TRY IT: In the records, each line holding "gnufix" must be reported.

DATA SECTION:
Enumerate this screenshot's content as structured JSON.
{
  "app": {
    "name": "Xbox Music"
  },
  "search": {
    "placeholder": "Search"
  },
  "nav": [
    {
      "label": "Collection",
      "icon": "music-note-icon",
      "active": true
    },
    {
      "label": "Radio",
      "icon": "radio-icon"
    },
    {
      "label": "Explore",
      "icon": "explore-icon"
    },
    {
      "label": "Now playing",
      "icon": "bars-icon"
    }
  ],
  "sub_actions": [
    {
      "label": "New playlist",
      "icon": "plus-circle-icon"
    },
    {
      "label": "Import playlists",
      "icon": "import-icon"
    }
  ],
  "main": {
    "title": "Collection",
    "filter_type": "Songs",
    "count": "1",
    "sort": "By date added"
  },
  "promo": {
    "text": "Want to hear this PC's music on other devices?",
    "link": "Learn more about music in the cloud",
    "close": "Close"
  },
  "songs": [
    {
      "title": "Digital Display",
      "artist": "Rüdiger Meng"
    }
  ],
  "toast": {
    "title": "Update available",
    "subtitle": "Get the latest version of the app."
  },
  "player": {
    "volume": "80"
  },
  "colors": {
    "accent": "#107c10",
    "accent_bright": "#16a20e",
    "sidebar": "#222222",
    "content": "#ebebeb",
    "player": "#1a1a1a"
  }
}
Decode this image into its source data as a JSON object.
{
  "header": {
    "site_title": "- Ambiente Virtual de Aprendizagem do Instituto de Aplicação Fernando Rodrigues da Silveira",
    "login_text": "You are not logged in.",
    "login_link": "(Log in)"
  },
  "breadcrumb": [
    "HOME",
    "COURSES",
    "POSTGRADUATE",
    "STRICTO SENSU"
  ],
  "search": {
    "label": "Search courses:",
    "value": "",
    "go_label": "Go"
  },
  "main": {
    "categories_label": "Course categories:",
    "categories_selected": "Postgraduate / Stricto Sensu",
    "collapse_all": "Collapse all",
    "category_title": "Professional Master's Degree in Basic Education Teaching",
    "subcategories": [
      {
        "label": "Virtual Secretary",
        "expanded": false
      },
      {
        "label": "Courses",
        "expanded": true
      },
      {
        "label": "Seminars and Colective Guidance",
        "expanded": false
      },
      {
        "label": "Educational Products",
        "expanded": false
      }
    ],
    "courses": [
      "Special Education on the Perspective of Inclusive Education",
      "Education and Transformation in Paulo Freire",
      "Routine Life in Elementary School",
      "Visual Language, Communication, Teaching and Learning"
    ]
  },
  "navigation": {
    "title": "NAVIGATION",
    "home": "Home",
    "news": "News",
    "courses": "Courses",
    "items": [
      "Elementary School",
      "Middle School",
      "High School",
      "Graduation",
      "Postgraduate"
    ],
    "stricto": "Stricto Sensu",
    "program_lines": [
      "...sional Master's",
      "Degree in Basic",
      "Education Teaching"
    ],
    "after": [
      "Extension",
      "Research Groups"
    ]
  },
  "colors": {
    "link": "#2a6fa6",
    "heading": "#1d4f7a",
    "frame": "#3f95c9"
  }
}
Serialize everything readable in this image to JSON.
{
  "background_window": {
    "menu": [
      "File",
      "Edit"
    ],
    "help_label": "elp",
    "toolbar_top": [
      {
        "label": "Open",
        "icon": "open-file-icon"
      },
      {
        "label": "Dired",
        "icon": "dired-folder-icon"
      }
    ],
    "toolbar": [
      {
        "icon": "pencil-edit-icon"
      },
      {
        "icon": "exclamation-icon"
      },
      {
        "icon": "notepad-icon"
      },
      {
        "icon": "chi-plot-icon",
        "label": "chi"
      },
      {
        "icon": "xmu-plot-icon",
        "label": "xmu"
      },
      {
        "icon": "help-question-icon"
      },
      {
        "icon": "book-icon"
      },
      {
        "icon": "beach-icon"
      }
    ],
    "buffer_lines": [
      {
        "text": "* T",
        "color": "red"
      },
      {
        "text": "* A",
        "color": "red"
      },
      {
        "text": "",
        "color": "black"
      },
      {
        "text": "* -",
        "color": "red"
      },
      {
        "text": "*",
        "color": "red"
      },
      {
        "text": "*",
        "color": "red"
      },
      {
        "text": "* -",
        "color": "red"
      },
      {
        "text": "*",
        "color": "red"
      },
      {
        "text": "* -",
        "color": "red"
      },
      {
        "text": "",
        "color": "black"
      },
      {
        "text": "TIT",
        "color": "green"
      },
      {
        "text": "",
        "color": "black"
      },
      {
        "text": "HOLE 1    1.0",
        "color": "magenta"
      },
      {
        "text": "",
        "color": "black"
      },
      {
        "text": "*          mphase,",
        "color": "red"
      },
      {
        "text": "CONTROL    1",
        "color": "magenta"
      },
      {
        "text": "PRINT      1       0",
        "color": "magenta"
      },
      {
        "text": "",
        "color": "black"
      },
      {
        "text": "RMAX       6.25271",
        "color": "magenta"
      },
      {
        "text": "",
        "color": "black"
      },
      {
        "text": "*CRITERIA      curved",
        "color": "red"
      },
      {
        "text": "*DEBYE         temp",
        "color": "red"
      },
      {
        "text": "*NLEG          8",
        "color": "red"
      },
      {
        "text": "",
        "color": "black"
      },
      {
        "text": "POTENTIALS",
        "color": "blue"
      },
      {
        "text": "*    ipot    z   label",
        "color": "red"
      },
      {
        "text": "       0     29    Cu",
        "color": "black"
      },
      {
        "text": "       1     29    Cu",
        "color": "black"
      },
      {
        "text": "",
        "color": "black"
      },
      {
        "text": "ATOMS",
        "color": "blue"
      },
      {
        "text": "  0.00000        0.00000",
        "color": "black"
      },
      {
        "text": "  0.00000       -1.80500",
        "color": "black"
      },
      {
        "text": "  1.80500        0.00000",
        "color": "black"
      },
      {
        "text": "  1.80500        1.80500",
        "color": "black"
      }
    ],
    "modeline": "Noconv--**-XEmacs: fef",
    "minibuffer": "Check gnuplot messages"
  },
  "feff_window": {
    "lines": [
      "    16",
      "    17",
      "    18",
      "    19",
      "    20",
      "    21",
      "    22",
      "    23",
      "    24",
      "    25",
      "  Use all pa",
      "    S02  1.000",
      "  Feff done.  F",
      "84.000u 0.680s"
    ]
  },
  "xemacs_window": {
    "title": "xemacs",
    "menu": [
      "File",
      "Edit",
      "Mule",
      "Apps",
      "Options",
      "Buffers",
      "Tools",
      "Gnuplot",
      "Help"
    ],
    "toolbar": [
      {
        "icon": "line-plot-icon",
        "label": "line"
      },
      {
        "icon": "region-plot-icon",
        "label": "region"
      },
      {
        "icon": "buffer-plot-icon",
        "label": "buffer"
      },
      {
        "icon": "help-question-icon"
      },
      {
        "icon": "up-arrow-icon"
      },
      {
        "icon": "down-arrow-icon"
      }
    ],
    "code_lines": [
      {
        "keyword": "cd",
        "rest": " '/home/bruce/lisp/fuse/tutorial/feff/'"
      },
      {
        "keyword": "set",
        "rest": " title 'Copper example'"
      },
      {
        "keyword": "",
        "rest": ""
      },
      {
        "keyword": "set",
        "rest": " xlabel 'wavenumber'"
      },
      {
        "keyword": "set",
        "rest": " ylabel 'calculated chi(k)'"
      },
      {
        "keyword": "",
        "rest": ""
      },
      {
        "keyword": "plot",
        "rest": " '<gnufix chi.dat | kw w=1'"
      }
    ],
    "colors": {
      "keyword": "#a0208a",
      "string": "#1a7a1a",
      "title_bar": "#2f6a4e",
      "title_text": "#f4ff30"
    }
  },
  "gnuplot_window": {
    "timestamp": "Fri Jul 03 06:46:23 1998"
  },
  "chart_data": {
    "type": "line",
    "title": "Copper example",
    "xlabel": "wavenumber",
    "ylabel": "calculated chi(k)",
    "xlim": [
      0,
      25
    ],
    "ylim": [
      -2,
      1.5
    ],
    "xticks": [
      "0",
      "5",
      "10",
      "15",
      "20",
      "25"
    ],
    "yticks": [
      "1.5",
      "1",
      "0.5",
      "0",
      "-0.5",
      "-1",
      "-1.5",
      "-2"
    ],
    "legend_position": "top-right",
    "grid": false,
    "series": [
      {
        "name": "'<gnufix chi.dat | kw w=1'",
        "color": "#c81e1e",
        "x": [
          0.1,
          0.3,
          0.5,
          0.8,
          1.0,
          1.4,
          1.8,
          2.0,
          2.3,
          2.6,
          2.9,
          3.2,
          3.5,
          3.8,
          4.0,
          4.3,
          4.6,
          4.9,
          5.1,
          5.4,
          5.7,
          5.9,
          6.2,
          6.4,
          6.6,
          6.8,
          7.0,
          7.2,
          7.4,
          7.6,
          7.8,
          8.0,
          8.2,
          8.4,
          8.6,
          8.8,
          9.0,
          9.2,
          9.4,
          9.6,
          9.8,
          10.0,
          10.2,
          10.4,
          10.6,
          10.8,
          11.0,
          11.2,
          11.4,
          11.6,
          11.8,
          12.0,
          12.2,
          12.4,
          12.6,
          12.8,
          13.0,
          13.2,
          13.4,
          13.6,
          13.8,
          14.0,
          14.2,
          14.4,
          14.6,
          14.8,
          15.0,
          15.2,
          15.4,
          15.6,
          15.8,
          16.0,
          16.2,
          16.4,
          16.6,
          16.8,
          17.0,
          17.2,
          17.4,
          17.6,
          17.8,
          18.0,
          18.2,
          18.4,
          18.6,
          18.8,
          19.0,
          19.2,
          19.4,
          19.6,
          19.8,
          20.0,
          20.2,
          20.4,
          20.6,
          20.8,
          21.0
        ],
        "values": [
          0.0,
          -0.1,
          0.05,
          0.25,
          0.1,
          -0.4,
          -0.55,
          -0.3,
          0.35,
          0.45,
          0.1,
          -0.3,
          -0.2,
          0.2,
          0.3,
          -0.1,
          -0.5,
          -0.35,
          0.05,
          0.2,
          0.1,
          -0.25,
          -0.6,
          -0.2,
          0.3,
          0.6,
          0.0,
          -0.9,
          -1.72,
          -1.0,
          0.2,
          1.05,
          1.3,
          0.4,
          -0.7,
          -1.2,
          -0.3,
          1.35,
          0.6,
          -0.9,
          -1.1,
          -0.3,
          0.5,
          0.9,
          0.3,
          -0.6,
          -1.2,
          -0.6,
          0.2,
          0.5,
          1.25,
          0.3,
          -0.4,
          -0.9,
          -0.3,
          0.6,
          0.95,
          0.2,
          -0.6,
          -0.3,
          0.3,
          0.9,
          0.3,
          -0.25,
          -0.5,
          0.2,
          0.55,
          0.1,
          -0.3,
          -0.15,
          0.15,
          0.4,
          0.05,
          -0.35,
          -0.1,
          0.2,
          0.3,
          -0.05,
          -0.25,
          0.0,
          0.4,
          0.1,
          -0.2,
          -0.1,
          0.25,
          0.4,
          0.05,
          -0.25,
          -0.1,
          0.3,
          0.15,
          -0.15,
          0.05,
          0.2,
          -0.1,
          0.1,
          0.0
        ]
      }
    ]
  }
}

RESULT FOR THIS TASK:
        "rest": " '<gnufix chi.dat | kw w=1'"
        "name": "'<gnufix chi.dat | kw w=1'",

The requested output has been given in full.